TO DO
Each line below must be set down exactly; omit any image you find.

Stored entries
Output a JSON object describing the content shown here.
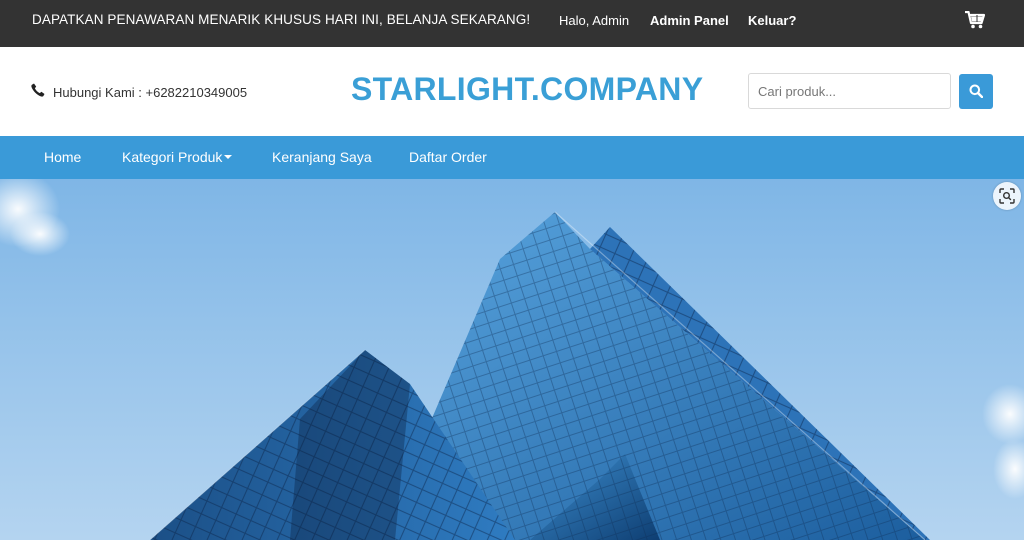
{
  "topbar": {
    "promo_text": "DAPATKAN PENAWARAN MENARIK KHUSUS HARI INI, BELANJA SEKARANG!",
    "greeting": "Halo, Admin",
    "admin_panel_label": "Admin Panel",
    "logout_label": "Keluar?",
    "cart_icon": "shopping-cart-icon"
  },
  "header": {
    "contact_text": "Hubungi Kami : +6282210349005",
    "phone_icon": "phone-icon",
    "logo": "STARLIGHT.COMPANY",
    "search_placeholder": "Cari produk...",
    "search_icon": "search-icon"
  },
  "nav": {
    "items": [
      {
        "label": "Home"
      },
      {
        "label": "Kategori Produk",
        "dropdown": true
      },
      {
        "label": "Keranjang Saya"
      },
      {
        "label": "Daftar Order"
      }
    ]
  },
  "hero": {
    "image": "glass-skyscraper-photo",
    "zoom_icon": "visual-search-icon"
  },
  "colors": {
    "topbar_bg": "#333333",
    "brand": "#3a9fd6",
    "nav_bg": "#3a9ad8",
    "sky": "#8ec1ea"
  }
}
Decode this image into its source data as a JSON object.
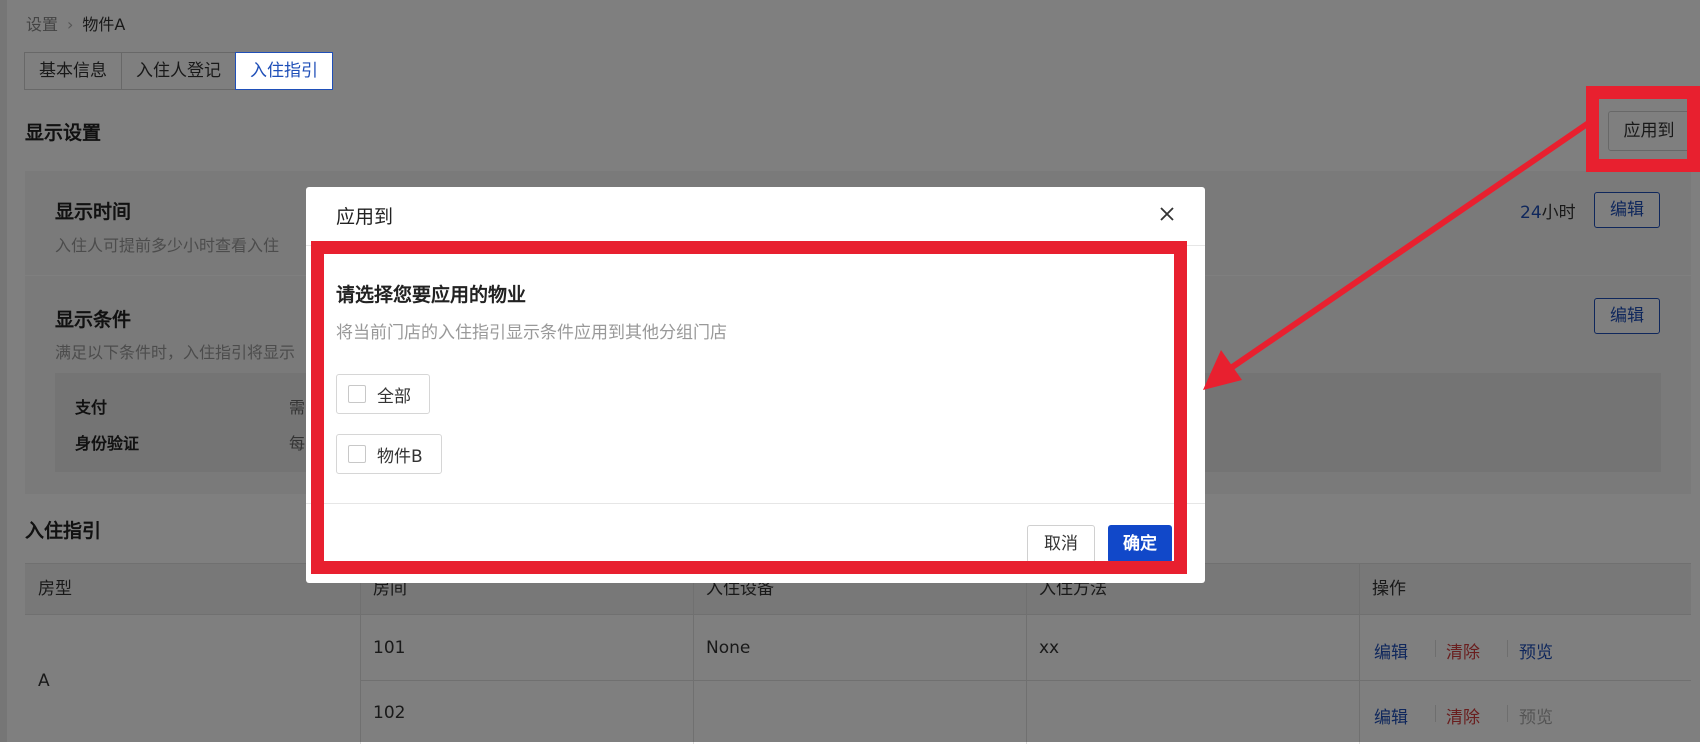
{
  "breadcrumb": {
    "root": "设置",
    "current": "物件A"
  },
  "tabs": [
    {
      "label": "基本信息"
    },
    {
      "label": "入住人登记"
    },
    {
      "label": "入住指引"
    }
  ],
  "display_settings": {
    "title": "显示设置",
    "apply_button": "应用到",
    "display_time": {
      "title": "显示时间",
      "desc": "入住人可提前多少小时查看入住",
      "value_num": "24",
      "value_unit": "小时",
      "edit": "编辑"
    },
    "display_condition": {
      "title": "显示条件",
      "desc": "满足以下条件时，入住指引将显示",
      "edit": "编辑",
      "rows": [
        {
          "label": "支付",
          "value": "需"
        },
        {
          "label": "身份验证",
          "value": "每"
        }
      ]
    }
  },
  "guide": {
    "title": "入住指引",
    "columns": [
      "房型",
      "房间",
      "入住设备",
      "入住方法",
      "操作"
    ],
    "room_type": "A",
    "rows": [
      {
        "room": "101",
        "device": "None",
        "method": "xx",
        "actions": [
          "编辑",
          "清除",
          "预览"
        ]
      },
      {
        "room": "102",
        "device": "",
        "method": "",
        "actions": [
          "编辑",
          "清除",
          "预览"
        ]
      }
    ]
  },
  "modal": {
    "title": "应用到",
    "close_icon": "close-icon",
    "heading": "请选择您要应用的物业",
    "desc": "将当前门店的入住指引显示条件应用到其他分组门店",
    "options": [
      {
        "label": "全部",
        "checked": false
      },
      {
        "label": "物件B",
        "checked": false
      }
    ],
    "cancel": "取消",
    "ok": "确定"
  },
  "colors": {
    "accent": "#1f4fb8",
    "primary_button": "#1148c9",
    "danger": "#d23c3c",
    "annotation": "#e8202f"
  }
}
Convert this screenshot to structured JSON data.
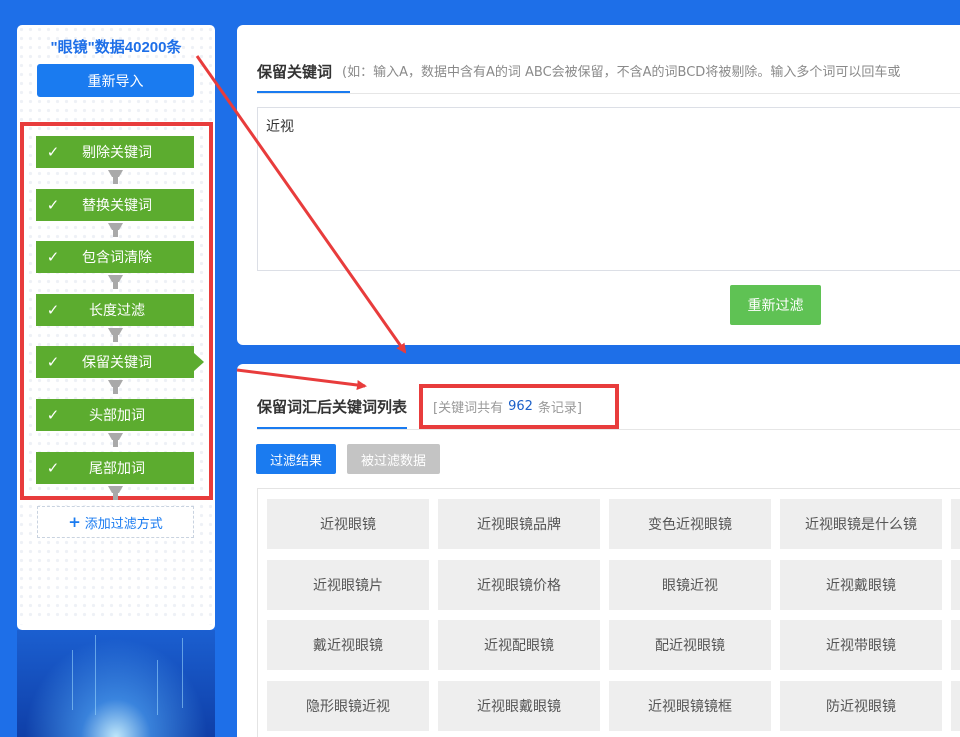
{
  "sidebar": {
    "dataset_title": "\"眼镜\"数据40200条",
    "reimport_label": "重新导入",
    "check_glyph": "✓",
    "steps": [
      {
        "label": "剔除关键词"
      },
      {
        "label": "替换关键词"
      },
      {
        "label": "包含词清除"
      },
      {
        "label": "长度过滤"
      },
      {
        "label": "保留关键词"
      },
      {
        "label": "头部加词"
      },
      {
        "label": "尾部加词"
      }
    ],
    "active_step": "保留关键词",
    "add_filter_label": "添加过滤方式"
  },
  "keep_panel": {
    "tab_label": "保留关键词",
    "hint": "(如：输入A，数据中含有A的词 ABC会被保留，不含A的词BCD将被剔除。输入多个词可以回车或",
    "keyword_value": "近视",
    "refilter_label": "重新过滤"
  },
  "result_panel": {
    "tab_label": "保留词汇后关键词列表",
    "count_prefix": "[关键词共有",
    "count_value": "962",
    "count_suffix": "条记录]",
    "btn_result_label": "过滤结果",
    "btn_filtered_label": "被过滤数据",
    "keywords": [
      [
        "近视眼镜",
        "近视眼镜品牌",
        "变色近视眼镜",
        "近视眼镜是什么镜"
      ],
      [
        "近视眼镜片",
        "近视眼镜价格",
        "眼镜近视",
        "近视戴眼镜"
      ],
      [
        "戴近视眼镜",
        "近视配眼镜",
        "配近视眼镜",
        "近视带眼镜"
      ],
      [
        "隐形眼镜近视",
        "近视眼戴眼镜",
        "近视眼镜镜框",
        "防近视眼镜"
      ]
    ]
  },
  "colors": {
    "background": "#1e6fe8",
    "step_green": "#5cac2f",
    "primary_blue": "#1a7bf0",
    "highlight_red": "#e83c3c",
    "refilter_green": "#5fc254"
  },
  "icons": [
    "check-icon",
    "funnel-icon",
    "plus-icon",
    "arrow-icon"
  ]
}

RESULT FOR THIS EXERCISE
Output a JSON object describing the content shown here.
{
  "topbar": {
    "promo_text": "DAPATKAN PENAWARAN MENARIK KHUSUS HARI INI, BELANJA SEKARANG!",
    "greeting": "Halo, Admin",
    "admin_panel_label": "Admin Panel",
    "logout_label": "Keluar?",
    "cart_icon": "shopping-cart-icon"
  },
  "header": {
    "contact_text": "Hubungi Kami : +6282210349005",
    "phone_icon": "phone-icon",
    "logo": "STARLIGHT.COMPANY",
    "search_placeholder": "Cari produk...",
    "search_icon": "search-icon"
  },
  "nav": {
    "items": [
      {
        "label": "Home"
      },
      {
        "label": "Kategori Produk",
        "dropdown": true
      },
      {
        "label": "Keranjang Saya"
      },
      {
        "label": "Daftar Order"
      }
    ]
  },
  "hero": {
    "image": "glass-skyscraper-photo",
    "zoom_icon": "visual-search-icon"
  },
  "colors": {
    "topbar_bg": "#333333",
    "brand": "#3a9fd6",
    "nav_bg": "#3a9ad8",
    "sky": "#8ec1ea"
  }
}
Decode this image into its source data as a JSON object.
{
  "breadcrumb": {
    "root": "设置",
    "current": "物件A"
  },
  "tabs": [
    {
      "label": "基本信息"
    },
    {
      "label": "入住人登记"
    },
    {
      "label": "入住指引"
    }
  ],
  "display_settings": {
    "title": "显示设置",
    "apply_button": "应用到",
    "display_time": {
      "title": "显示时间",
      "desc": "入住人可提前多少小时查看入住",
      "value_num": "24",
      "value_unit": "小时",
      "edit": "编辑"
    },
    "display_condition": {
      "title": "显示条件",
      "desc": "满足以下条件时，入住指引将显示",
      "edit": "编辑",
      "rows": [
        {
          "label": "支付",
          "value": "需"
        },
        {
          "label": "身份验证",
          "value": "每"
        }
      ]
    }
  },
  "guide": {
    "title": "入住指引",
    "columns": [
      "房型",
      "房间",
      "入住设备",
      "入住方法",
      "操作"
    ],
    "room_type": "A",
    "rows": [
      {
        "room": "101",
        "device": "None",
        "method": "xx",
        "actions": [
          "编辑",
          "清除",
          "预览"
        ]
      },
      {
        "room": "102",
        "device": "",
        "method": "",
        "actions": [
          "编辑",
          "清除",
          "预览"
        ]
      }
    ]
  },
  "modal": {
    "title": "应用到",
    "close_icon": "close-icon",
    "heading": "请选择您要应用的物业",
    "desc": "将当前门店的入住指引显示条件应用到其他分组门店",
    "options": [
      {
        "label": "全部",
        "checked": false
      },
      {
        "label": "物件B",
        "checked": false
      }
    ],
    "cancel": "取消",
    "ok": "确定"
  },
  "colors": {
    "accent": "#1f4fb8",
    "primary_button": "#1148c9",
    "danger": "#d23c3c",
    "annotation": "#e8202f"
  }
}
Convert this screenshot to structured JSON data.
{
  "sidebar": {
    "dataset_title": "\"眼镜\"数据40200条",
    "reimport_label": "重新导入",
    "check_glyph": "✓",
    "steps": [
      {
        "label": "剔除关键词"
      },
      {
        "label": "替换关键词"
      },
      {
        "label": "包含词清除"
      },
      {
        "label": "长度过滤"
      },
      {
        "label": "保留关键词"
      },
      {
        "label": "头部加词"
      },
      {
        "label": "尾部加词"
      }
    ],
    "active_step": "保留关键词",
    "add_filter_label": "添加过滤方式"
  },
  "keep_panel": {
    "tab_label": "保留关键词",
    "hint": "(如：输入A，数据中含有A的词 ABC会被保留，不含A的词BCD将被剔除。输入多个词可以回车或",
    "keyword_value": "近视",
    "refilter_label": "重新过滤"
  },
  "result_panel": {
    "tab_label": "保留词汇后关键词列表",
    "count_prefix": "[关键词共有",
    "count_value": "962",
    "count_suffix": "条记录]",
    "btn_result_label": "过滤结果",
    "btn_filtered_label": "被过滤数据",
    "keywords": [
      [
        "近视眼镜",
        "近视眼镜品牌",
        "变色近视眼镜",
        "近视眼镜是什么镜"
      ],
      [
        "近视眼镜片",
        "近视眼镜价格",
        "眼镜近视",
        "近视戴眼镜"
      ],
      [
        "戴近视眼镜",
        "近视配眼镜",
        "配近视眼镜",
        "近视带眼镜"
      ],
      [
        "隐形眼镜近视",
        "近视眼戴眼镜",
        "近视眼镜镜框",
        "防近视眼镜"
      ]
    ]
  },
  "colors": {
    "background": "#1e6fe8",
    "step_green": "#5cac2f",
    "primary_blue": "#1a7bf0",
    "highlight_red": "#e83c3c",
    "refilter_green": "#5fc254"
  },
  "icons": [
    "check-icon",
    "funnel-icon",
    "plus-icon",
    "arrow-icon"
  ]
}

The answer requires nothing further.